Barack Obama will be inaugurated in front of hundreds of thousands of people on Jan. 21, but here's a little secret: That's just ceremonial. He will actually be sworn in 24 hours beforehand, in what is sure to be a much smaller ceremony.
That's because the Constitution's 20th Amendment specifies that a presidential term begins on Jan. 20 each year. Since that date falls on a Sunday, the big production was pushed back a day. Which means when Obama puts his hand on the Bible in front of a national TV audience and repeats after Chief Justice John Roberts, it will just be a rerun.
For an event that's essentially etched in stone every four years, the history behind the inauguration date is surprisingly fascinating. It's moved up more than three months since George Washington's first in April 1789, but despite mind-blowing advancements in technology, there's still nearly a three-month gap between election day and inauguration day. And experts say that gap isn't likely to shrink.
Our first presidential election began on Dec. 15, 1788, and voting didn’t end until Jan. 10. Though George Washington's victory was a forgone conclusion, it wouldn't be confirmed for weeks to come.
"The long struggle to ratify the Constitution delayed the selection of the Electoral College until January 1789 and the electors did not meet in their state capitals until March," said John Ferling, author of 'The Ascent of George Washington: The Hidden Political Genius of an American Icon.' "The Senate then had to count the ballots, and that was not done until early April."
Washington got word of his election on April 14, and arrived in New York on April 23. A week later, on April 30, he was inaugurated.

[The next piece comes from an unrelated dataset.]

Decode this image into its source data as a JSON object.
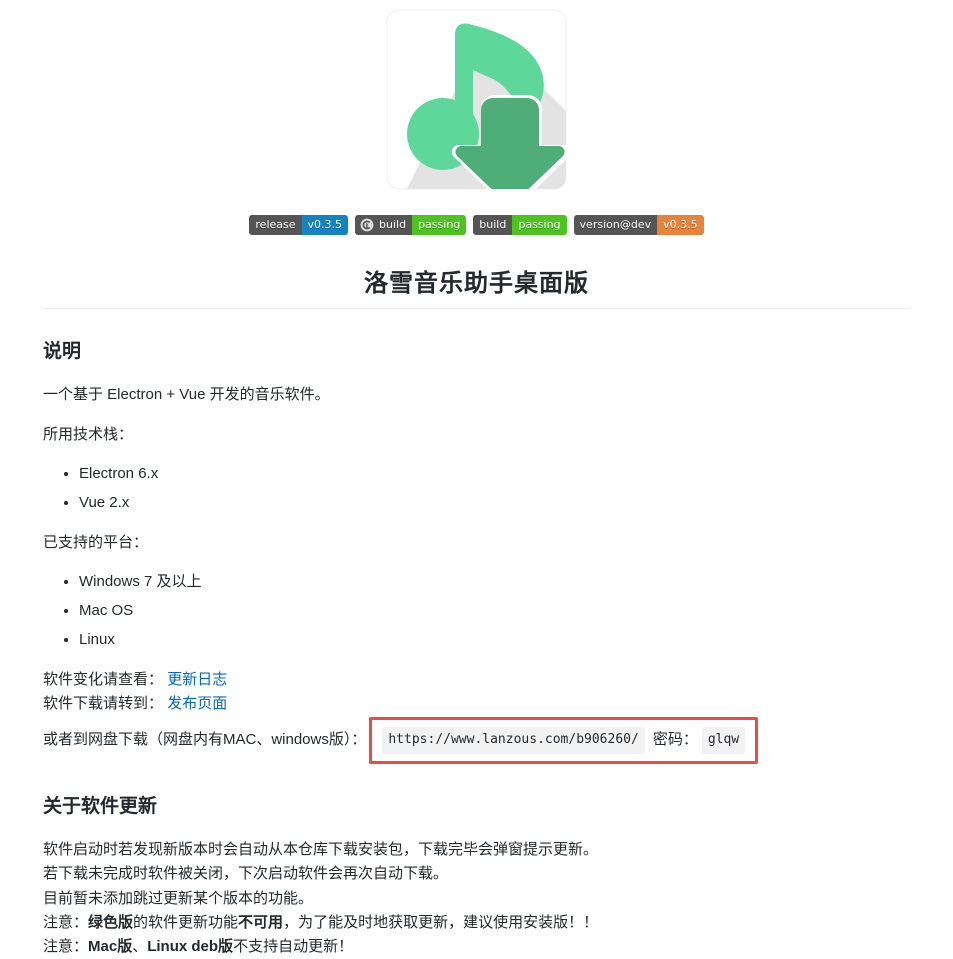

Even though Washington wasn't inaugurated until April, his first term technically ended four years after the Constitution was ratified. So for Washington's second term -- and every inauguration for the next 144 years -- Inauguration Day was held on March 4, the anniversary of the Constitution's ratification (or March 5, if the 4th fell on a Sunday).
Though this shaved 47 days off the interregnum (the period between the election and the inauguration), the nation would still find itself saddled with a lame duck president for months on end.
When Abraham Lincoln was elected president on Nov. 6, 1860, the nation was teetering on the brink of war, and it would be four months before he could take the reins. During that time, seven states seceded, formed the Confederate States of America, and, two weeks before Lincoln's inauguration, selected Jefferson Davis as their own president.
It would take another nation-defining crisis before anyone would do anything to address the issue. In 1932, with the Great Depression crushing the economy, Sen. George Norris, an independent from Nebraska, proposed what became known as the "Lame Duck" amendment, seeking to move up inauguration day to Jan. 20.
The 20th Amendment was ratified in 1933 -- but too late to move up Franklin Delano Roosevelt's inauguration. So with about a quarter of the nation out of work, America had to spend four more months under the leadership of Herbert Hoover, who had failed to garner even 40 percent of the popular vote.
Hoover made several attempts to get FDR on board with his efforts to right the economy, but Roosevelt was too smart for that, says Bob Clark, Supervisory Archivist at the Franklin Delano Roosevelt Presidential Library.
"He was very coy during that interregnum, where Hoover was trying to get him to sign on and start wielding authority before he had authority," Clark said. "And FDR, politically, did not want to be boxed in by being seen to endorse the policies… to avoid the perception that (he) was in any way responsible for what was going on."
Eighty years later, with the advent of the Internet and private jets, the outcome of a presidential election is usually known hours after polls close, and the president-elect can get to D.C. by noon the following day. But presidential inaugurations are still held on Jan. 20 -- exposing America to nearly three months of lame duck presidency.
Bruce Ackerman, Sterling Professor of Law and Political Science at Yale University, says this is due to vagaries of the Electoral College, a system he described as "ridiculous" and "antiquated."
Ackerman, who worked for Al Gore during the disputed 2000 election, says the Electoral College requires time to mitigate disputes in close elections.
"You need time to resolve this," Ackerman said. "The statute at the present time requires, if the states want to have the returns unchallenged at subsequent proceedings, they have to hand them in by the middle of December."
Ackerman said we should look to the rest of the world to find a system of Democratic elections that is fast and efficient.
"See how the French do it," he said. "If you look at any modern democracy other than ours, just copy their system. It has all the features you're describing."
In France, from election day to inauguration takes about 24 days, and that's despite often having a second round of voting in between.
Think how nice it'd be to hold the Inaugural parade on Nov. 30, when the average temperature in DC is a balmy 52. But be prepared to actually watch that parade in chilly January weather.